campus efforts in serving veterans, planning additional services or programs, and— perhaps most importantly—coordinating the efforts of potentially disparate campus-based services and programs with communitybased or government-sponsored veterans’ programs, services, and affiliated groups.” Called to Serve: A Handbook on Student Veterans and Higher Education Florence A. Hamrick, Corey B. Rumann ISBN: 978-1-1181-7676-4

Save the Date for what is becoming one of the better networking and learning environments for student veteran scholars and practitioners: the Louisville Veteran Symposium for Higher Education.

Hardcover 352 pages, November 2012, Jossey-Bass “Over the past several years, veteran enrollment in universities, community colleges, and vocational programs has increased dramatically, with over a quarter million student veterans taking advantage of military-related educational benefits packages, which have become one of the few remaining federal sources of grant funds for students pursuing higher education. Yet existing literature on the topic harkens back to Vietnam era issues and practices, and current administrators and faculty members likely have little experience serving this population. Significant changes in higher education and wartime military personnel policies in the last 30 years necessitate a fresh look at how colleges and universities can best respond to the needs of student veterans.

5th Annual Veteran Symposium February 11 and 12, 2013

Building upon the long history of educating veterans, this comprehensive volume offers the most up-to-date scholarship and practical program guidance to help student affairs professionals, academic administrators, and faculty understand, serve, and support student veterans.

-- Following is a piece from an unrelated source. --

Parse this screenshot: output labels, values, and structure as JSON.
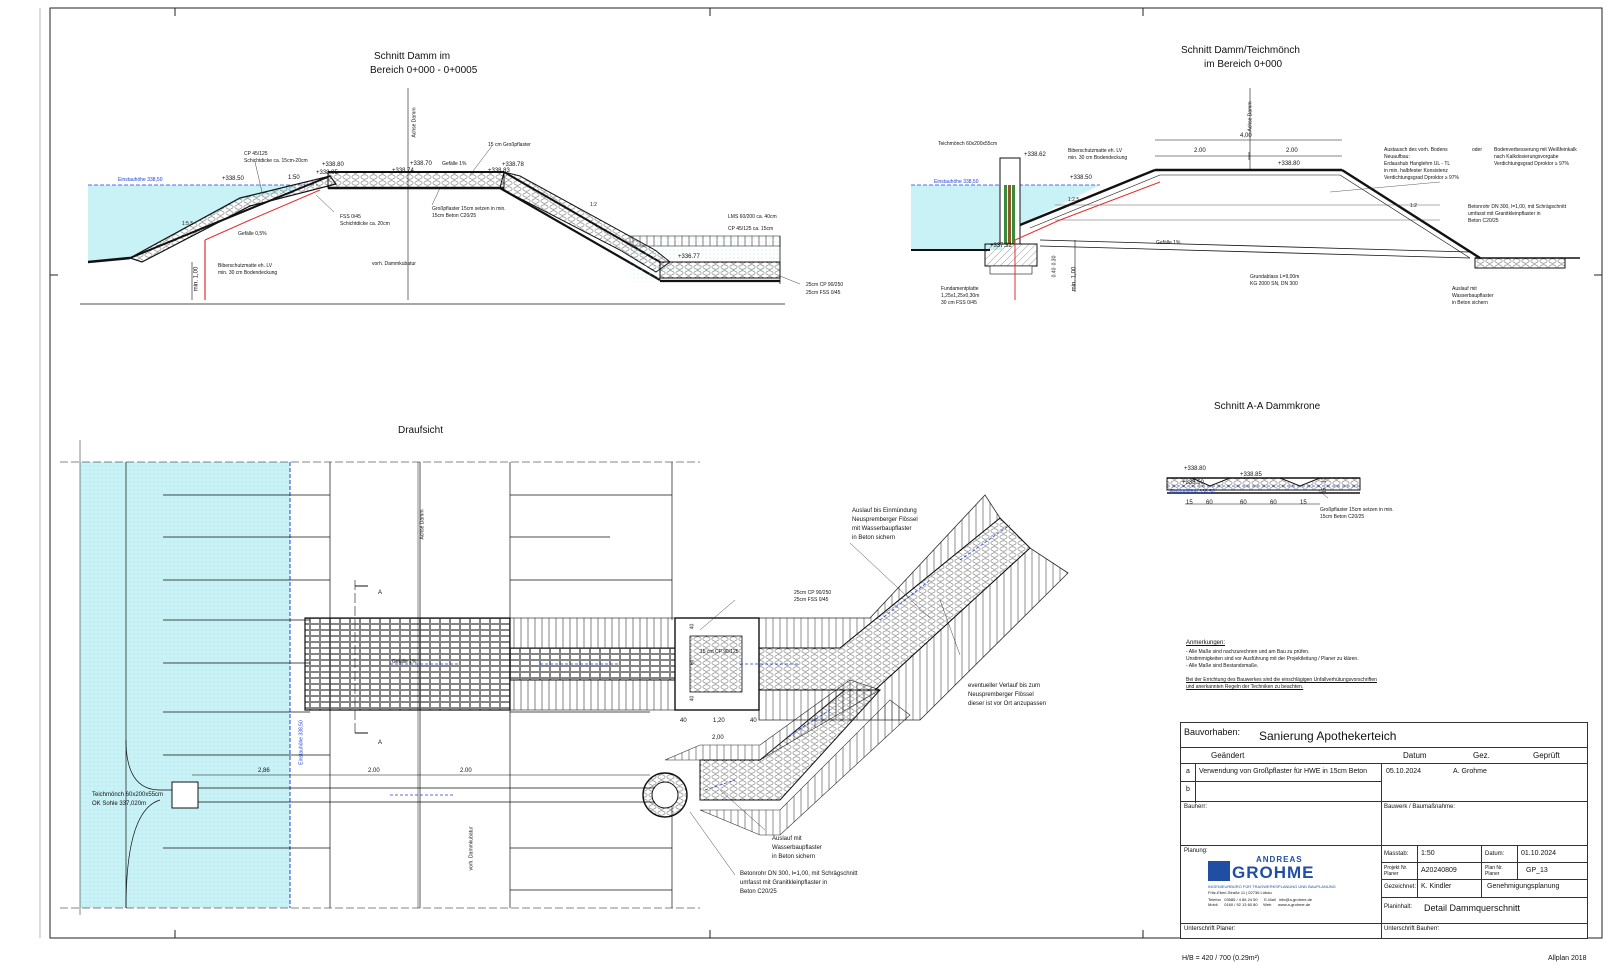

It offers recommendations for enhancing and strengthening current

Louisville, Kentucky This symposium will be beneficial for staff including academic advising, admissions, counseling and student health, disability resources, financial aid, residence life, registration and student affairs. 9

Participate in discussions with representatives from nationally recognized campus programs and veterans organizations in the U.S. on programs and resources designed to help your students.

for future newsletter stories, best practices, publications you’ve read, or research you’ve heard about. We’re all in this together to help our student veterans.

Registration for Louisville should open in October or November 2012.

Recently I attended and presented at a conference at the University of Central Florida, Completing the Mission: Retaining and Graduating Student Veterans. This is a new conference and one that offers similar impact to the Louisville Veteran Symposium. As materials from this conference are released, I will be sure to post these on the NASPA VKC website. Registration for this conference will begin in the spring of 2013 and the conference is in early August. The hotel and travel for this conference are simple and affordable.

We need proposals for sessions at the NASPA 2013 conference! The deadline is September 7th, 2012. But most importantly we need your attendance at this important conference. Over the last two years there has been at least one student veteran focused session during every time block and this makes this a very valuable conference to attend to connect with other student veteran professionals and to hear what other campuses are doing for student veterans. Go to to register today!

To contact me please send an e-mail to Please send ideas 10

VKC Fall 2012 newsletter  

Fall 2012 edition of the NASPA Veterans Knowledge Community newsletter